Helping others can be a courageously-selfless act. It can also require a great deal of courage. We often think of courage as something physical: jumping into a burning building to save someone, for example. But courage doesn’t always have to be a physical act. It can also be mental or emotional. Courage can be simply speaking up when you see someone being mistreated, even if it means risking your safety. It can be standing up to a bully or admitting when you’re wrong. Courage is often about doing something hard, even if you might fail.

To put yourself in a position to help someone, you have to be vulnerable. You have to open yourself up to the possibility of rejection or failure.
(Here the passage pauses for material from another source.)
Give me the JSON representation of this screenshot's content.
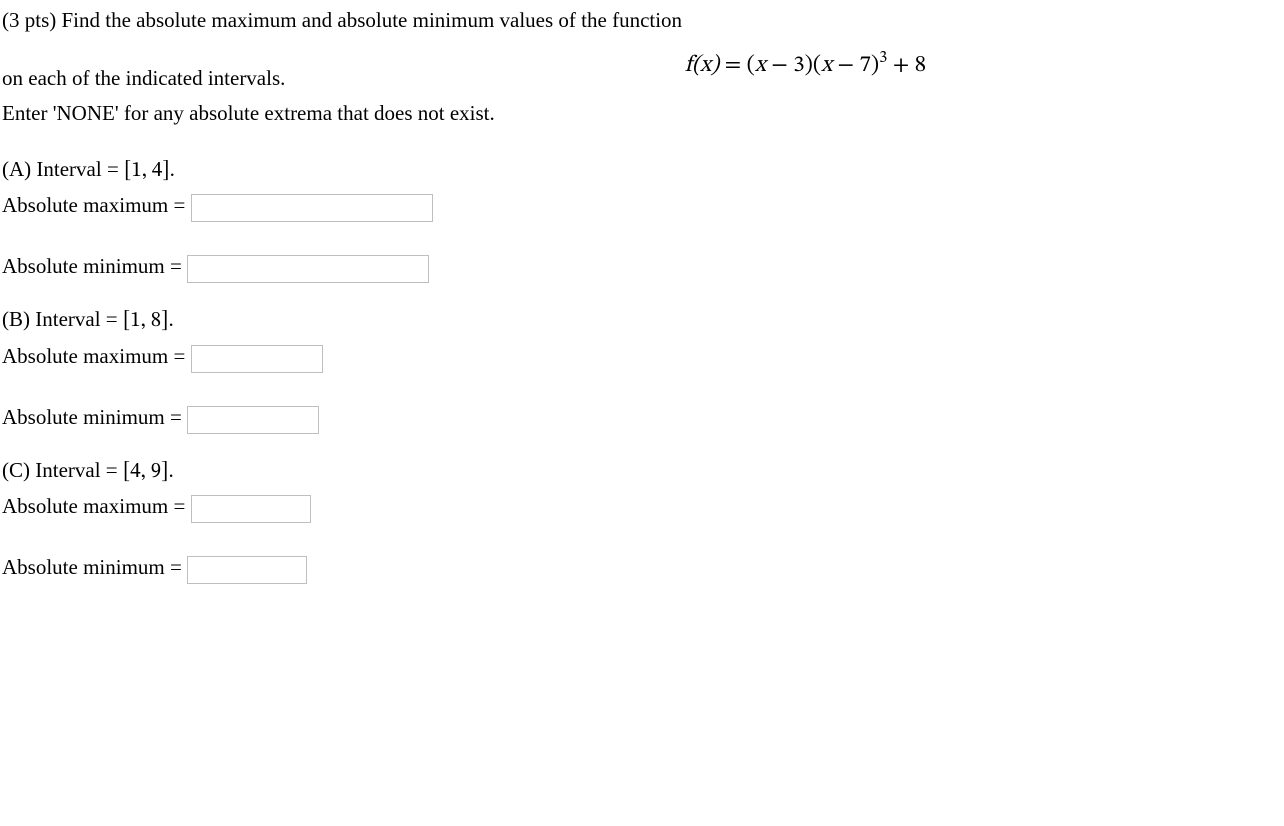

You have to be willing to risk your safety for the sake of another person. And you have to be prepared to face the potential consequences of your actions. 

When we reach out to those in need, we make the world a better place for all of us. So next time you see someone who could use a helping hand, don’t hesitate to offer your assistance. You might make a difference in that person.

Authentic Leadership and Helping

It is not always easy to be authentic in the workplace. The pressure of pleasing your boss or coworkers can leave you feeling like you have to act a certain way even when it doesn’t feel authentic. But, being authentic will help build relationships with those around you and make work more enjoyable for all involved. 

Authentic leadership is built on trust. As a leader, I need to be self-aware to develop confidence in my team. I set goals and benefit from coaching to continue to grow and be the best leader I can be. I listen to my team and am in touch with their feelings and needs. These actions help me create a safe and productive environment where everyone can do their best work. My desire to help others make meaningful contributions drives everything I do as a leader. By being authentic, I can build strong relationships with my team and help them achieve their goals.

Many people believe that authentic leaders are always focused on helping others, but what often gets overlooked is that these leaders also build strong collegial relationships. In fact, many experts believe that the two go hand-in-hand. 

“You can’t be an effective leader if you’re not willing to help your team grow and develop,” said leadership expert John Maxwell. “And you also can’t be an effective leader if you don’t have strong relationships with your colleagues.”

So what does this all mean? Simply put, the best leaders are both helpers and relationship builders. If you want to be an authentic leader, start by focusing on doing both of these things well.

Being a helpful colleague is about being authentic and genuine. You can start by showing empathy, expressing gratitude, and making time for others. These small actions will help to build positive relationships at work. Honesty is also important – be honest about how your colleagues affect your mood and take responsibility for your happiness. When we focus on helping others, we inevitably help ourselves as well. 

Moving to Next Steps

Helping others is an essential trait of a leader. It shows authenticity and courage to be able to help people in difficult situations. It also allows you to understand your motivations for why you want to help people. Pay attention to tricky situations that will test your leadership skills. These can be valuable learning experiences. If you’re going to become an even more effective leader, develop the skill of helping others and be inspired by those who have helped you in the past. Helping others is an authentic act of leadership that will bring you enormous benefits.

Perhaps Oprah Winfrey said it best when she famously quipped, “The biggest adventure you can take is to live the life of your dreams.” And what could be more adventurous than helping others achieve their dreams? When we focus on lifting others instead of tearing them down, we make this world a better place and help ourselves in the process. 

It starts with you. And it starts now.